Though chairman and CEO of HBO and Max content Casey Bloys is “happy” that the WGA strike has come to an end and that “it’s past us,” the executive is still conscious of the precarious state of the industry at large.
“We are in a moment in the industry [where] there’s a lot changing… We’re kind of coming out of a bubble, I would say, or we’re still dealing with the fallout from that,” Bloys said during his panel at Code Conference on Wednesday. “It’s an uncertain time. It’s a scary time. There’s a lot changing, so it is not business as usual. I don’t think any of it, any aspect of the business, is business as usual. This includes labor issues.”
He also noted that some of the issues of the strike were “existential.”
Earlier in his presentation, Bloys noted that he was “happy” that the WGA strike is coming to an end, but refused to get into the specifics of the deal because “everybody needs to ratify it.”
“But I will say I’m happy that everybody appears to be very happy with the deal they got,” Bloys said. “I want everybody to feel that they’ve gotten a good deal and are ready to get back to work. That’s what I’m most concerned with.”

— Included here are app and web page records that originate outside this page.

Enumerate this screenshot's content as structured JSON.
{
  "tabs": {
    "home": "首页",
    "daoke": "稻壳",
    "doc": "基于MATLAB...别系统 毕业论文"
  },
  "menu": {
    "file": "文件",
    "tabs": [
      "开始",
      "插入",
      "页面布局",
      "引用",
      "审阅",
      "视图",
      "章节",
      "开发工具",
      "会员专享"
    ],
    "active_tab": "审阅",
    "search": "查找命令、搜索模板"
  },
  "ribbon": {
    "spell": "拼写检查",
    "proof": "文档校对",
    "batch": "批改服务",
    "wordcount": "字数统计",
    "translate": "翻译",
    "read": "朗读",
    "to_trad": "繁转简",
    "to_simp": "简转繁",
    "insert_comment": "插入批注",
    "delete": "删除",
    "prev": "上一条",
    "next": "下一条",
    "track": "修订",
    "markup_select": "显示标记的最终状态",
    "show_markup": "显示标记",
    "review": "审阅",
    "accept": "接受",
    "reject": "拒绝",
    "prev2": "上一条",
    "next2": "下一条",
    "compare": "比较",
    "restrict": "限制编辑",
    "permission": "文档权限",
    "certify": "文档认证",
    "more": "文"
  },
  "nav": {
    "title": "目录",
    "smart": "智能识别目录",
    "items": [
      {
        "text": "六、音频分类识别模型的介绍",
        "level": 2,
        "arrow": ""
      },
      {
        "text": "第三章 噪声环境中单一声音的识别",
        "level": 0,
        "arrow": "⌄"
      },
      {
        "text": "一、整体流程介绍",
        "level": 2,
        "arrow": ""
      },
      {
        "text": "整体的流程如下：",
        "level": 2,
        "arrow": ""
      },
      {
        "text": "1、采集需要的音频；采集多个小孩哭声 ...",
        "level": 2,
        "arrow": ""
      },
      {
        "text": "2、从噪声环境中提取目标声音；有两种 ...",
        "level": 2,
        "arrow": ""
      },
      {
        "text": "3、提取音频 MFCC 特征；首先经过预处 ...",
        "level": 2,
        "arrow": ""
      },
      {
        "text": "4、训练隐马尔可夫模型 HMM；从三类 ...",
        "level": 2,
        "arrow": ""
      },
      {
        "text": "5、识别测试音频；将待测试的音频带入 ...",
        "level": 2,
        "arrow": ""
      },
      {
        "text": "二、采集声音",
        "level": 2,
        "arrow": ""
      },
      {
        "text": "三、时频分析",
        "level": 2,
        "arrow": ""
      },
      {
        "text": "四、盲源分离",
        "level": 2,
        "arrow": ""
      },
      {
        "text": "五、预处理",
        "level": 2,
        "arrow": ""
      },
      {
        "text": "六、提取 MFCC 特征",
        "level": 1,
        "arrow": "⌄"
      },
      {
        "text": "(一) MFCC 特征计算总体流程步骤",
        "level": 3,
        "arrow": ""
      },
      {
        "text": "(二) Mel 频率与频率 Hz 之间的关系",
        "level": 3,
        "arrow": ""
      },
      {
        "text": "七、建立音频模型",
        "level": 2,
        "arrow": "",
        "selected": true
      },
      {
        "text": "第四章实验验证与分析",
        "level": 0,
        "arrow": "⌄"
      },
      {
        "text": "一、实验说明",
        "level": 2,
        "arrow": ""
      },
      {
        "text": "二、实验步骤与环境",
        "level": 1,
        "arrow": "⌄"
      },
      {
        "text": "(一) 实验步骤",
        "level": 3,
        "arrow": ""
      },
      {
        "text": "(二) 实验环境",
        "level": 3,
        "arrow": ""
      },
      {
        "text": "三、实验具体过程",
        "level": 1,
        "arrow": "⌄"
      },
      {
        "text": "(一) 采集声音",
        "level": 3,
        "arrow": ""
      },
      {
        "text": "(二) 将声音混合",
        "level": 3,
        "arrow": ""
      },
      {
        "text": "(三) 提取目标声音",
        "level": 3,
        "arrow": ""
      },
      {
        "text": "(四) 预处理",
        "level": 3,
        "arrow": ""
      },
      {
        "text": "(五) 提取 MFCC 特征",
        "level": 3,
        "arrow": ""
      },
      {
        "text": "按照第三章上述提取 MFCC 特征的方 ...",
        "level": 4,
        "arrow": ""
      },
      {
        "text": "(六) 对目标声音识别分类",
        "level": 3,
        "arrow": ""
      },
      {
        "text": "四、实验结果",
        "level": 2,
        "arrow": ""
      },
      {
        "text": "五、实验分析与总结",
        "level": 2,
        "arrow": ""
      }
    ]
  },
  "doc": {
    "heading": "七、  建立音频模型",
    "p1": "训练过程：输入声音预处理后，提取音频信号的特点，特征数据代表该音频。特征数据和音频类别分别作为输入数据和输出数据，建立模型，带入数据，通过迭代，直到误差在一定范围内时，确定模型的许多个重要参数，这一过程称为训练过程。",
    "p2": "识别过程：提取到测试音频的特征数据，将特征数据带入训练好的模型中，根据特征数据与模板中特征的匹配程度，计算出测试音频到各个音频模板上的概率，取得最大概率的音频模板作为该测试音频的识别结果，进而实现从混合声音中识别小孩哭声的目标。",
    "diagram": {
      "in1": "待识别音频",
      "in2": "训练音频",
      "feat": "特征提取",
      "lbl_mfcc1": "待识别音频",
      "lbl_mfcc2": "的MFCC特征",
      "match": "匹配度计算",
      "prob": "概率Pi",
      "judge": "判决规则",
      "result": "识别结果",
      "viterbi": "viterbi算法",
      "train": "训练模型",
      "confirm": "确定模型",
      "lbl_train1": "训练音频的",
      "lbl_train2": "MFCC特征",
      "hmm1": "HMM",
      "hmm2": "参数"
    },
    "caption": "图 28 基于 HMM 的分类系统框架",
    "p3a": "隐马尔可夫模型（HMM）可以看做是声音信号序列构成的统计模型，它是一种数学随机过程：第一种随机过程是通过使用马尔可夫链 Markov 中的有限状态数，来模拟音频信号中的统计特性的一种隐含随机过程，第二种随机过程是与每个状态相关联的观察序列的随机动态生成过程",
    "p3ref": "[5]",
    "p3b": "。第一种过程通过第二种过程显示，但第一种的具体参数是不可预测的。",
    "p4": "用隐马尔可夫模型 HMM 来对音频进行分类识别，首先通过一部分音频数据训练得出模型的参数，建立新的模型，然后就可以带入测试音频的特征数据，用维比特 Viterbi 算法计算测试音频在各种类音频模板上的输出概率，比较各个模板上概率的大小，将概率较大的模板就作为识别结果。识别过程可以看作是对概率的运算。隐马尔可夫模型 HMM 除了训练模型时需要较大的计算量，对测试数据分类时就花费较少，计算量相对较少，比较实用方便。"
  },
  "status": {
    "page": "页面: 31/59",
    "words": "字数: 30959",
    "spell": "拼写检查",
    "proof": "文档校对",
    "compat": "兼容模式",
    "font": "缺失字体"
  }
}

Bloys is now one of the first major network or studio heads who has addressed the WGA strike since writers were told they could return to work Tuesday. After over 140 days of striking, the AMPTP and WGA began negotiations in earnest last week. Negotiations happened over the course of four days with the two organizations coming to a tentative agreement Sunday night. On Tuesday, the deal was accepted and striking writers were told they could resume work. The guild has estimated that the total value of the deal is $233 million, up from the $86 million deal that the AMPTP initially offered.
Though the deal between the WGA and AMPTP has been tentatively accepted and cleared for public release, it still needs to be ratified.
This call to return to work has already impacted HBO. “Real Time with Bill Maher” is set to return on Friday, and “Last Week with John Oliver” will return on Sunday. The latter series has been off the air since the WGA strike started on May 2.